So it seemed fitting that when Bryan’s parents visited Boston this past spring, we continued the tradition and had yet another hot pot together.
Sure, we also took them to eat all around Boston, everything from an Italian multi-course pasta table dinner and fantastic pizza to dinner at one of our favorite hangouts. However, we did reserve one day for shabu, this time at one of the most well-known shabu places in Boston.
Although Shabu Zen is mainly a shabu restaurant, it also offers sashimi and a variety of Asian appetizers. We tried several different appetizers, like the Gyoza ($5), or potstickers, which were good, though not particularly memorable.
I really enjoyed the Sauteed Beef Tongue ($7), which was soft and tender and cooked in a flavorful, soy-based sauce.
My favorite was probably the Sauteed Baby Clams ($7), which were just cooked in a simple butter and wine sauce, but had tons of flavor.
And finally, we tried the Salmon in Ponzu sauce, a tasty and refreshing starter.
Despite the use of the Japanese name “shabu”, Shabu Zen has all of your traditional Chinese hot pot ingredients. You can enjoy a more Chinese style hot or a more Japanese style shabu meal. The offerings are quite diverse.
For any shabu/hot pot meal, the broth in which you dip (and cook!) all your food is really important. It affects the flavor of everything you eat. The menu includes a good variety of different broth flavors. The restaurant offers pots with a divider, so you can easily try two different broths for your meal. Often we’ll pick one spicy, and one non-spicy.
Three basic broths are complimentary: House Special Pork Broth, Chicken Broth, and Vegetarian Broth.
Most of the special broths cost only an additional $3, like the Chinese Herbal, Chinese Spicy Szechuan style, the Korean Kim Chee, the Thai Tom Yum, the Japanese Miso, or the Tomato Veggie. The Chinese Spicy (Mongolian style) broth is an extra $5.
We went with the Chinese herbal and Chinese Spicy, Szechuan style (I guess we like Chinese broths!).
The menu includes both combos (which are sets that include both meat, vegetables, and noodles), as well as a la carte options. The combos are nice to serve as a base, but they typically don’t include the more interesting hot pot ingredients. As a result, we typically order one or two combos and then add a la carte items to it.
We ordered the combo with the highest quality beef: Finest USDA Prime Ribeye Beef ($20). The menu also offers a USDA Choice Angus rib eye beef ($18).

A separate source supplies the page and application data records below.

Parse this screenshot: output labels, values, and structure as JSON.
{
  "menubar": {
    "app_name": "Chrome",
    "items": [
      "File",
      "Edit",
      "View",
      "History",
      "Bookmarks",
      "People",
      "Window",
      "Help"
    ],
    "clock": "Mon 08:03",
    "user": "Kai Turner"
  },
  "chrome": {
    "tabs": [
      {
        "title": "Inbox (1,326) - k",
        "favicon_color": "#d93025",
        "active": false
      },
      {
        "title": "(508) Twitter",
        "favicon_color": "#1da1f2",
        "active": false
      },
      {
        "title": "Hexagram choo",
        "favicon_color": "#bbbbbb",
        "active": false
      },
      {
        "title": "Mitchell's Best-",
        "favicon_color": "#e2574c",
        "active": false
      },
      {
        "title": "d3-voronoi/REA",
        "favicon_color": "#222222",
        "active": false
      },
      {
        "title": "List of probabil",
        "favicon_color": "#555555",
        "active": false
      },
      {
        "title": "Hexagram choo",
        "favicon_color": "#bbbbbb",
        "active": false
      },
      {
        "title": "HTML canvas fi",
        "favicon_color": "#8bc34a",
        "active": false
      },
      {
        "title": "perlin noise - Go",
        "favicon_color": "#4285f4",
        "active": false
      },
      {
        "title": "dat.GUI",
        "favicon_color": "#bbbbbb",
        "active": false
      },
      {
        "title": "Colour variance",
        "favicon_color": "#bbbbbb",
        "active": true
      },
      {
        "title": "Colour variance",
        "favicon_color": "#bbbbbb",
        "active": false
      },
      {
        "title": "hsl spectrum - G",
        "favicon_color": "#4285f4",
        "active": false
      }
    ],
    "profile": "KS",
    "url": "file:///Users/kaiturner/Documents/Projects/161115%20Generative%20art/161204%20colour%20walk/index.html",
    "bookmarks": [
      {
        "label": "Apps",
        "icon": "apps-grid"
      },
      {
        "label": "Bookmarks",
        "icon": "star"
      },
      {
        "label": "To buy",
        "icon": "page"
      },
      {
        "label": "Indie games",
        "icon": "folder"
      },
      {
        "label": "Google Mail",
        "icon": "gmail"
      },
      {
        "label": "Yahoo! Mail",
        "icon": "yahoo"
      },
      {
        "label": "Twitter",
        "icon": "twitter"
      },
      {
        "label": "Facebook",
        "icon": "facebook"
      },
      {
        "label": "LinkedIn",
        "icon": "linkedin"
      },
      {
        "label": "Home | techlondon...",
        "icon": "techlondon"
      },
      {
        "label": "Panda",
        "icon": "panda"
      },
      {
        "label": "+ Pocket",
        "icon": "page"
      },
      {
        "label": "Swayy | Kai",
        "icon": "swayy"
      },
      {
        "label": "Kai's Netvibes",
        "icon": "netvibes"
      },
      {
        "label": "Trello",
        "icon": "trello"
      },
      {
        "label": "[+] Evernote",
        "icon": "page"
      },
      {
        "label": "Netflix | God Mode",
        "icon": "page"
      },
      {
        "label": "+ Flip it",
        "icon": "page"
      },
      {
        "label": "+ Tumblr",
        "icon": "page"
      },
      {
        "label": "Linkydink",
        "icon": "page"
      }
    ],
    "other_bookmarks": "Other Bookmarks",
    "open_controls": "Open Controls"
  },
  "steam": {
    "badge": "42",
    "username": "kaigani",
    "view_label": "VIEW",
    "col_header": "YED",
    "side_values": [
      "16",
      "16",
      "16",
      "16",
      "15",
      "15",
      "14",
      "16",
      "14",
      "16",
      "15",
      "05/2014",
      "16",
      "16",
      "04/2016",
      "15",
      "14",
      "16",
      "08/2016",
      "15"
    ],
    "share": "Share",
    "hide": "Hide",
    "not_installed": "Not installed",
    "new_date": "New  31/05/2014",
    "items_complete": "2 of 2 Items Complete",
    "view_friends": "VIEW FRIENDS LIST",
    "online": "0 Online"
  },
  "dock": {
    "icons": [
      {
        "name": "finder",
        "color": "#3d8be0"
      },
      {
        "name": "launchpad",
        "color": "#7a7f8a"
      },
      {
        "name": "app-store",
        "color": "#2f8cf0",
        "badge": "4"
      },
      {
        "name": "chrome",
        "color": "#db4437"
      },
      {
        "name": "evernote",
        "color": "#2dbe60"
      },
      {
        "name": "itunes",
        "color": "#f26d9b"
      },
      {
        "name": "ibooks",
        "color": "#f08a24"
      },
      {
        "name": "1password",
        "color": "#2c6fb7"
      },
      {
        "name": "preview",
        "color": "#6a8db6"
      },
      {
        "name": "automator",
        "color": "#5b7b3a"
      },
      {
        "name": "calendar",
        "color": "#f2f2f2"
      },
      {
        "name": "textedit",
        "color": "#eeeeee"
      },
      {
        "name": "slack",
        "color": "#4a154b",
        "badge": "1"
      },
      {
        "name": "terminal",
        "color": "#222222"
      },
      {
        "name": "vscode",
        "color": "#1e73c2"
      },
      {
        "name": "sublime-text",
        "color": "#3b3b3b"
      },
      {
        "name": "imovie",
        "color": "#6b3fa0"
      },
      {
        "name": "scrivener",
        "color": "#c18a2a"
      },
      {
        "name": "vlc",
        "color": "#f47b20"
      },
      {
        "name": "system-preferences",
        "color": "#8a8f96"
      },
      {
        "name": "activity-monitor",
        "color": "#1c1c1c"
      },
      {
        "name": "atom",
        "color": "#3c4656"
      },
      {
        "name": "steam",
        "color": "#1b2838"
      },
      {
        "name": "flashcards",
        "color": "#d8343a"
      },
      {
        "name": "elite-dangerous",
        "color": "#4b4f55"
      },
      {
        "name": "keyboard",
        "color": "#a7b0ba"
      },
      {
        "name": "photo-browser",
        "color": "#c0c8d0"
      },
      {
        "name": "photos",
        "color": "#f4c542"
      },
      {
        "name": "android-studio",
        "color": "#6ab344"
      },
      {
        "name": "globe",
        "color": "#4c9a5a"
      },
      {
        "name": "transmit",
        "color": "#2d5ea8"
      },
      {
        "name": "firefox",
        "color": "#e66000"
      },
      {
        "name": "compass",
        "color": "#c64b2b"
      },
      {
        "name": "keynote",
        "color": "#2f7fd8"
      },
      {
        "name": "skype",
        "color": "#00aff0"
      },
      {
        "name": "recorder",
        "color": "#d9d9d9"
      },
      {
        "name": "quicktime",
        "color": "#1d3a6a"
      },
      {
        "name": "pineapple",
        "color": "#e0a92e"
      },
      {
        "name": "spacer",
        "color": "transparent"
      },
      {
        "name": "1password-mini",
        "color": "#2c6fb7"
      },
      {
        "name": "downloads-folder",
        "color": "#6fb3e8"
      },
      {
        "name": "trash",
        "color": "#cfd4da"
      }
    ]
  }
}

Each Combo comes with a plate of standard vegetables. including bok choy, napa cabbage, enoki and shiitake mushrooms, corn, carrots, tomato, and tofu.
You also get your choice of noodles, either ramen, vermicelli, or udon.
The Seafood Supreme ($18) comes with scallops, prawn, salmon, cod, squid, clam, mussels, and fish cake.
Sometimes, they even have Wagyu as an option.
The chef feels that Wagyu should be enjoyed with this special sesame paste. The sauce totally reminds me of sesame – based sauce I had the time we had Kobe beef shabu in Japan.
Though the basic vegetables are fine, I always like ordering some of the more exotic and fun items off of the a la carte menu, like the Assorted Mushroom ($4).
Tong hao (Chrysanthamum greens – $2.50) is a bitter yet fragrant green that is a staple in Chinese hot pots. We always get this, partly because we really like it, but also for nostalgic reasons.
Make fresh fish paste dumplings by spooning Fish Paste ($4) into the hot boiling water. Shabu Zen’s version is delicious, and frankly much more flavorful than the pre-made fish balls that they also sell. If given a choice, order this over the fish balls.
We had a really, really fun time at Shabu Zen. I have a soft spot for hot pots, so it’s not a surprise that I really enjoyed the meal. Furthermore, the entire staff was really, really nice to us.
All in all, the food at Shabu Zen is very good. The ingredients are fresh, they offer a lot of quality meat at all different price points, and there’s a good variety of authentic hot pot offerings. I was especially excited about the Wagyu beef, the fresh fish paste dumplings, and the more exotic vegetable offerings.
Now that the weather is starting to cool down, I wouldn’t hesitate to come back here with a group a friends (or family if they come visit!!).
Shabu Zen Allston
80 Brighton Ave
Allston, MA 02134